Emboldened, the Kings added veterans Harrison Barnes and Alec Burks at the trade deadline to further decrease their odds of landing in the lottery. What once looked like a highly valuable asset for Ainge now looks like it’s not even going to be a lottery pick.


The Celtics picked up this selection by pulling off the basketball version of the Gardner Museum heist in the 2017 NBA Draft. Boston shipped the No. 1 overall pick to the 76ers, who used it on flop Markelle Fultz, in exchange for this pick and dropping down two spots to select Jayson Tatum. (Technically, the Celtics are entitled to the better of Sacramento’s selection or Philly’s pick in the 2019 draft, excluding the No. 1 overall pick.)

■  The Clippers owe the Celtics a lottery-protected first-rounder. The Celtics receive it if the Clippers make the playoffs this year or next. If they don’t, the pick reverts to a 2022 second-round pick. Doc Rivers and the Clippers were on track to deliver the pick this season before deciding to demolish their roster at the trade deadline to retool and retain their first-rounder. Now, their playoff potential is in doubt.

Making matters worse, as part of the tear-down, they traded their best player, Tobias Harris, to one of the Celtics’ chief competitors, the 76ers. So, the Clippers potentially robbed the Celtics of an asset while simultaneously making their road out of the East more arduous.

■  Celtics object of desire Anthony Davis is angling to join the Lakers. The good news for the Celtics was that Ainge swayed the Pelicans not to deal their trade-demanding superstar until after the season, when the Celtics would be eligible to take him on. But that’s a silver lining from an ominous cloud.

Davis and his agent, Rich Paul, a longtime member of LeBron’s claque, are plotting to have Davis join James in LA. Doubt has been cast about Davis’s willingness to sign long-term in Boston, with whispers from his camp that they’re concerned about Irving’s intentions.

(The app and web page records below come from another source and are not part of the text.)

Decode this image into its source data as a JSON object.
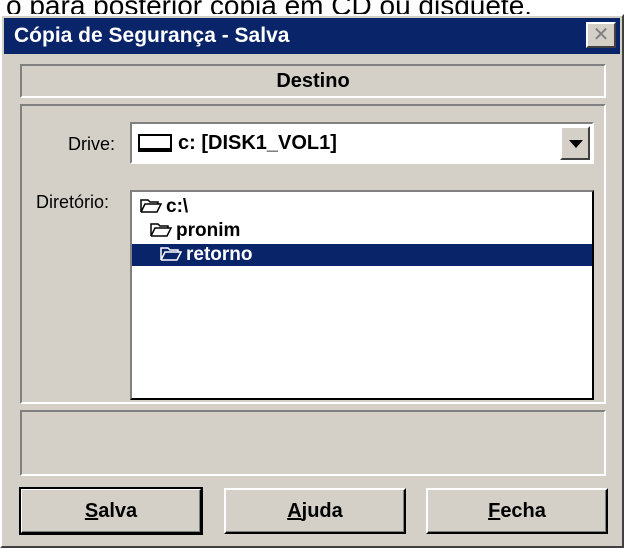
{
  "background_caption": "o para posterior cópia em CD ou disquete.",
  "window": {
    "title": "Cópia de Segurança - Salva",
    "close_glyph": "✕"
  },
  "header": {
    "label": "Destino"
  },
  "drive": {
    "label": "Drive:",
    "selected": "c: [DISK1_VOL1]"
  },
  "directory": {
    "label": "Diretório:",
    "items": [
      {
        "text": "c:\\",
        "selected": false
      },
      {
        "text": "pronim",
        "selected": false
      },
      {
        "text": "retorno",
        "selected": true
      }
    ]
  },
  "buttons": {
    "salva": {
      "hotkey": "S",
      "rest": "alva"
    },
    "ajuda": {
      "hotkey": "A",
      "rest": "juda"
    },
    "fecha": {
      "hotkey": "F",
      "rest": "echa"
    }
  },
  "colors": {
    "title_bg": "#0a246a",
    "face": "#d4d0c8",
    "selection": "#0a246a"
  }
}
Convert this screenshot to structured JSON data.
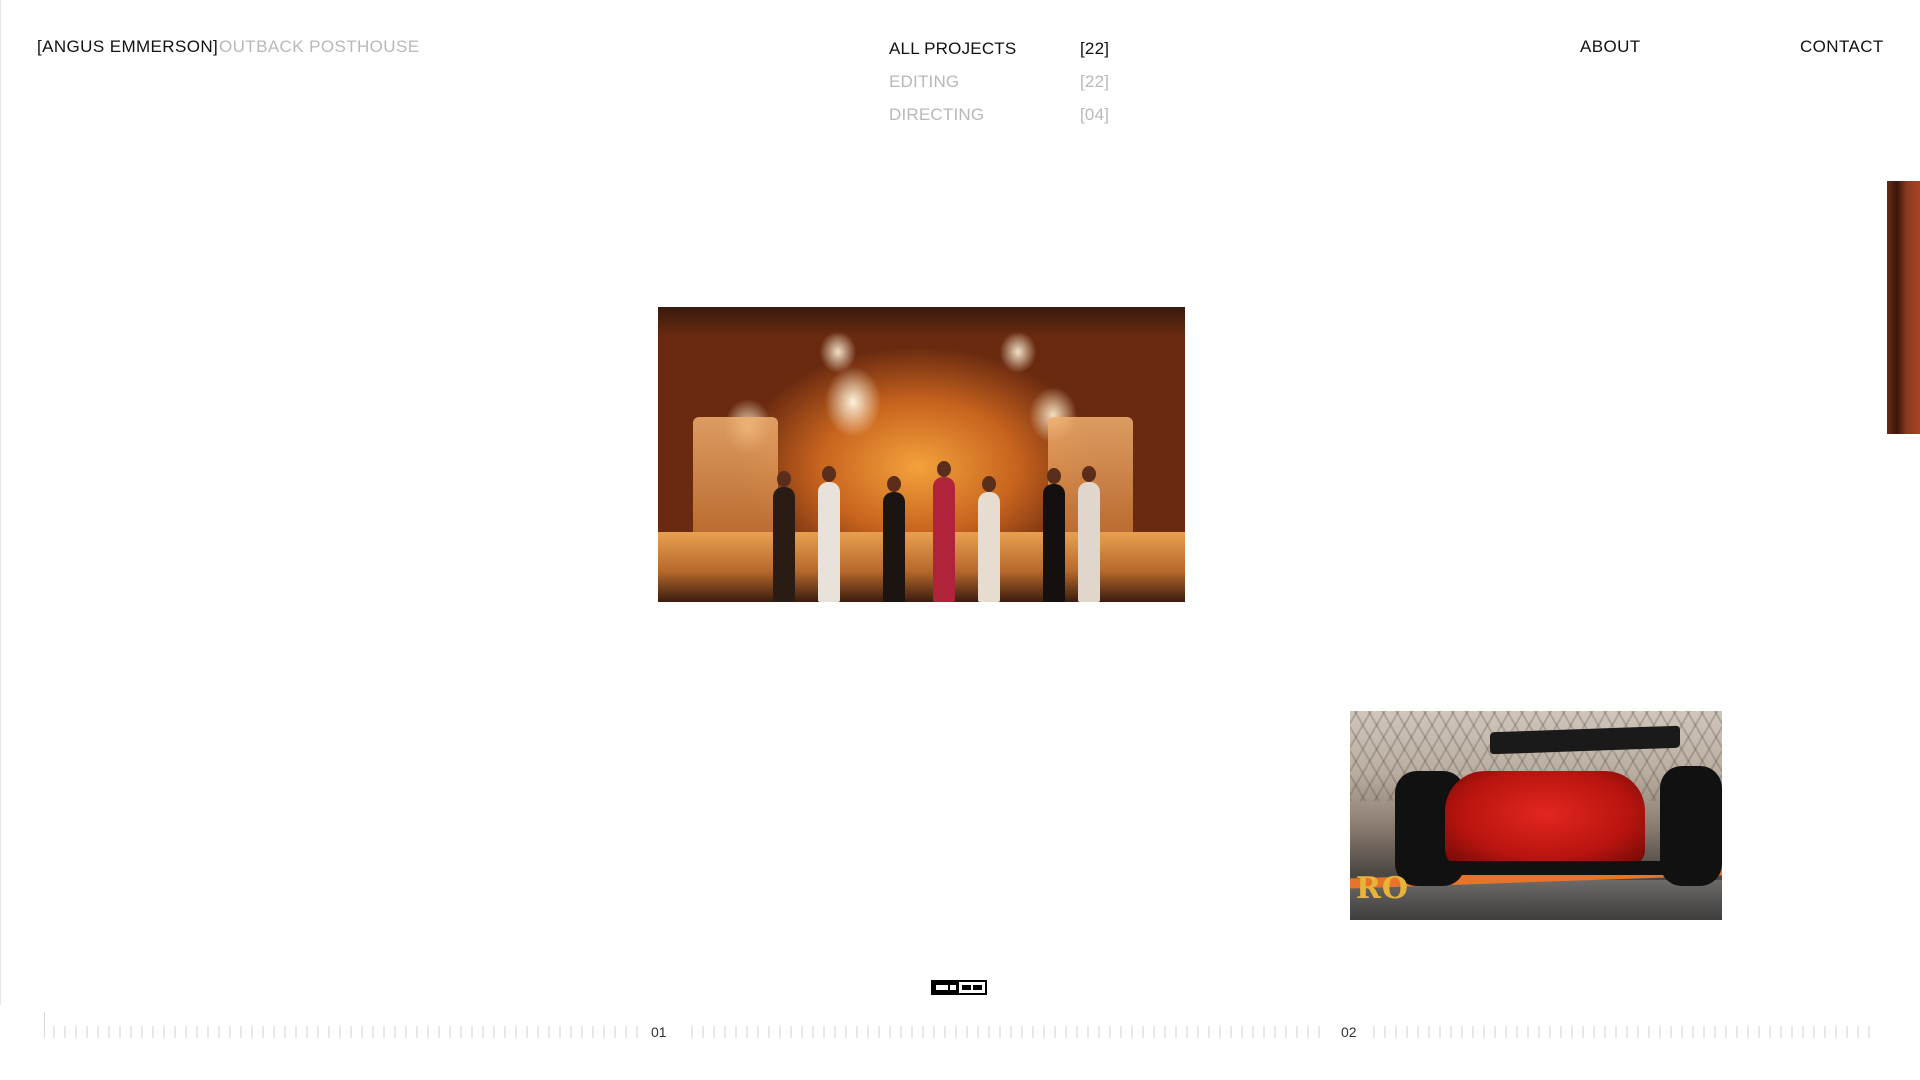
{
  "header": {
    "brand_name": "[ANGUS EMMERSON]",
    "company": "OUTBACK POSTHOUSE",
    "nav": {
      "about": "ABOUT",
      "contact": "CONTACT"
    }
  },
  "filters": [
    {
      "label": "ALL PROJECTS",
      "count": "[22]",
      "active": true
    },
    {
      "label": "EDITING",
      "count": "[22]",
      "active": false
    },
    {
      "label": "DIRECTING",
      "count": "[04]",
      "active": false
    }
  ],
  "projects": [
    {
      "name": "concert-performance-thumbnail",
      "index": "01"
    },
    {
      "name": "f1-car-thumbnail",
      "index": "02"
    }
  ],
  "timeline": {
    "markers": [
      "01",
      "02"
    ]
  },
  "colors": {
    "text": "#111111",
    "muted": "#b8b8b8",
    "background": "#ffffff"
  }
}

Plus, Davis’s father declared that he doesn’t want his son to play for the Celtics. Anthony Davis Sr. lambasted the team as disloyal because of the way it dispatched Isaiah Thomas via trade.

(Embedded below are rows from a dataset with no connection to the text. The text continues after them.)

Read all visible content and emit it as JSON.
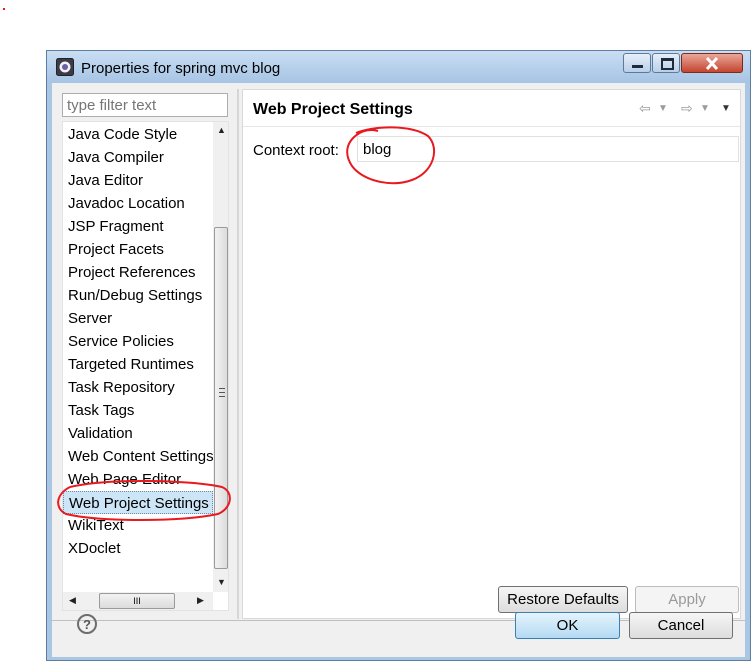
{
  "window": {
    "title": "Properties for spring mvc blog",
    "buttons": [
      "minimize",
      "maximize",
      "close"
    ]
  },
  "filter": {
    "placeholder": "type filter text"
  },
  "tree": {
    "items": [
      {
        "label": "Java Code Style",
        "selected": false
      },
      {
        "label": "Java Compiler",
        "selected": false
      },
      {
        "label": "Java Editor",
        "selected": false
      },
      {
        "label": "Javadoc Location",
        "selected": false
      },
      {
        "label": "JSP Fragment",
        "selected": false
      },
      {
        "label": "Project Facets",
        "selected": false
      },
      {
        "label": "Project References",
        "selected": false
      },
      {
        "label": "Run/Debug Settings",
        "selected": false
      },
      {
        "label": "Server",
        "selected": false
      },
      {
        "label": "Service Policies",
        "selected": false
      },
      {
        "label": "Targeted Runtimes",
        "selected": false
      },
      {
        "label": "Task Repository",
        "selected": false
      },
      {
        "label": "Task Tags",
        "selected": false
      },
      {
        "label": "Validation",
        "selected": false
      },
      {
        "label": "Web Content Settings",
        "selected": false
      },
      {
        "label": "Web Page Editor",
        "selected": false
      },
      {
        "label": "Web Project Settings",
        "selected": true
      },
      {
        "label": "WikiText",
        "selected": false
      },
      {
        "label": "XDoclet",
        "selected": false
      }
    ]
  },
  "page": {
    "title": "Web Project Settings",
    "context_root_label": "Context root:",
    "context_root_value": "blog"
  },
  "buttons": {
    "restore_defaults": "Restore Defaults",
    "apply": "Apply",
    "ok": "OK",
    "cancel": "Cancel",
    "help": "?"
  },
  "colors": {
    "selection": "#cde6f7",
    "annotation": "#e8191f",
    "titlebar": "#a9c6e3"
  }
}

His comments constituted bad luck and a bad look for Boston.

Oh, and New Orleans did the Celtics no favors by sending stretch four Nikola Mirotic to the Milwaukee Bucks.

■   The Celtics are owed a first-round pick from the Memphis Grizzlies from the Jeff Green trade in 2015, another instance of Ainge robbing a team. That pick is top-eight protected this year and top-six protected in 2020. It’s unprotected in 2021, when high school players might once again be eligible for the draft.

The Grizz took the tanking plunge when they shipped franchise fulcrum Marc Gasol out of town at the trade deadline. Unfortunately for the Celtics, they shipped him to the Toronto Raptors, bolstering another Boston rival.

The Celtics are unlikely to get Memphis’s pick this year. The specter of an unprotected pick in 2021 probably creates a more enticing trade chip for Ainge to dangle for Davis. Call me a parquet pessimist, but if Memphis hits on its lottery picks the next two years, they might not be as bad as anticipated when 2021 rolls around.


The great thing about luck is that it can change suddenly. Just ask the Patriots. One minute you’re on the wrong end of a catastrophe in Miami. The next you’re winning the overtime coin flip in the AFC Championship game in Kansas City.

The All-Star break could break the Celtics’ unlucky streak. We’ve been searching for their fortune fork in the road all season. Thus far, they have lacked communal spirit, killer instinct, and good fortune. Two of those they can control.

The Celtics need to leave as little to chance this year as possible, because luck has not been on their side.

Christopher L. Gasper is a Globe columnist. He can be reached at cgasper@globe.com. Follow him on Twitter @cgasper.